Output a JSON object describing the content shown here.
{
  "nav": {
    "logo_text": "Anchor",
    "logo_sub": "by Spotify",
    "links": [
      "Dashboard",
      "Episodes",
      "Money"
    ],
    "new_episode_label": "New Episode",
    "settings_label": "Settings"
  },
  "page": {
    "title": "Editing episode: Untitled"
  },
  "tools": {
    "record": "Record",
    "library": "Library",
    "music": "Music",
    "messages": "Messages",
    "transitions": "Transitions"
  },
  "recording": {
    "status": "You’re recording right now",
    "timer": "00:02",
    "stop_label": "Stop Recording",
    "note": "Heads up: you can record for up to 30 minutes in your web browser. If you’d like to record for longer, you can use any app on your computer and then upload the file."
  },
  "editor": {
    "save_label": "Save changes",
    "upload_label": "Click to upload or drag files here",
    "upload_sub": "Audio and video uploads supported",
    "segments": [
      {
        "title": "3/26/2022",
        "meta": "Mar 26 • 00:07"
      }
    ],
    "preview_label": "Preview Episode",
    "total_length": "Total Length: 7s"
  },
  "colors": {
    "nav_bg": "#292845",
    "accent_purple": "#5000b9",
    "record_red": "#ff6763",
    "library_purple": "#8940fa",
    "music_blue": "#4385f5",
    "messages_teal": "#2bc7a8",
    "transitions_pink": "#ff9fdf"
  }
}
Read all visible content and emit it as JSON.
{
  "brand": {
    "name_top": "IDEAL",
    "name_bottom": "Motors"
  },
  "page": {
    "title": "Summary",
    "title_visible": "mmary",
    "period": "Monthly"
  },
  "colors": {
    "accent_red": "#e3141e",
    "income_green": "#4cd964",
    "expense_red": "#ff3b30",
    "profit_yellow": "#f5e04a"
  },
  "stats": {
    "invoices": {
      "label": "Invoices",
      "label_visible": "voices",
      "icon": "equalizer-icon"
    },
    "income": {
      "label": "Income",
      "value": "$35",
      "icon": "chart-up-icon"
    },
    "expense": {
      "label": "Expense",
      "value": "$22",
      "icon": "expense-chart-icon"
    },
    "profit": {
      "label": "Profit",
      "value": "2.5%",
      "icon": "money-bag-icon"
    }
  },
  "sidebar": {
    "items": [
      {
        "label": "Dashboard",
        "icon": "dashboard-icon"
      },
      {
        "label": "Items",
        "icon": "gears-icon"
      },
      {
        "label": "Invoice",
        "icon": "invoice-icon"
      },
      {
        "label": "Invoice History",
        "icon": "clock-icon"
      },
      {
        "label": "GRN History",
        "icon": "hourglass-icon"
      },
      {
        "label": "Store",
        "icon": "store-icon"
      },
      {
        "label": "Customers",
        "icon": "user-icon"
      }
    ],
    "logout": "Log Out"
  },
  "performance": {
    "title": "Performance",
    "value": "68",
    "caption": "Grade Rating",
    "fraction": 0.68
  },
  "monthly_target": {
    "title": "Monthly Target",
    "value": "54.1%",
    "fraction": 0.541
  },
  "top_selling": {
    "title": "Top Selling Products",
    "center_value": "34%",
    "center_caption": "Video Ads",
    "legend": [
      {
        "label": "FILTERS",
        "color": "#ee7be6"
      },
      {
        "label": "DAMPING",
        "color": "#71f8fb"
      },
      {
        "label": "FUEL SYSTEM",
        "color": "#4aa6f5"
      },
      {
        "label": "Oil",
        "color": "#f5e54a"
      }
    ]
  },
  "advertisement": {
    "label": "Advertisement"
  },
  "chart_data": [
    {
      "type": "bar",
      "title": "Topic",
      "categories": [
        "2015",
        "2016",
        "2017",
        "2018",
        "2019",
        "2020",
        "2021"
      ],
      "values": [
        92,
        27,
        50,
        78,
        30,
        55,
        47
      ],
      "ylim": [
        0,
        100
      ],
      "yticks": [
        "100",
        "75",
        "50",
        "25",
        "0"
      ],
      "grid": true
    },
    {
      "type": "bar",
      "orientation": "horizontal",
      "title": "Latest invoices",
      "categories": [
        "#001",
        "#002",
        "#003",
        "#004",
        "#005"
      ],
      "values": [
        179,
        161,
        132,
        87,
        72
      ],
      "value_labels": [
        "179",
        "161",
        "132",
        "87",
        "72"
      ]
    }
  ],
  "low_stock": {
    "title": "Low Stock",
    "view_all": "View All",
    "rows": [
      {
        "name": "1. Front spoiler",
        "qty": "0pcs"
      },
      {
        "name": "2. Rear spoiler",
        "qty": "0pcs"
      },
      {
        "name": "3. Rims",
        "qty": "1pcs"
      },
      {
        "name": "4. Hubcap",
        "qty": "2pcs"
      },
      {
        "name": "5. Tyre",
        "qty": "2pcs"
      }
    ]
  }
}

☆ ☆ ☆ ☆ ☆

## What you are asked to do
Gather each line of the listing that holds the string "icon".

## Expected answer
      "icon": "equalizer-icon"
      "icon": "chart-up-icon"
      "icon": "expense-chart-icon"
      "icon": "money-bag-icon"
        "icon": "dashboard-icon"
        "icon": "gears-icon"
        "icon": "invoice-icon"
        "icon": "clock-icon"
        "icon": "hourglass-icon"
        "icon": "store-icon"
        "icon": "user-icon"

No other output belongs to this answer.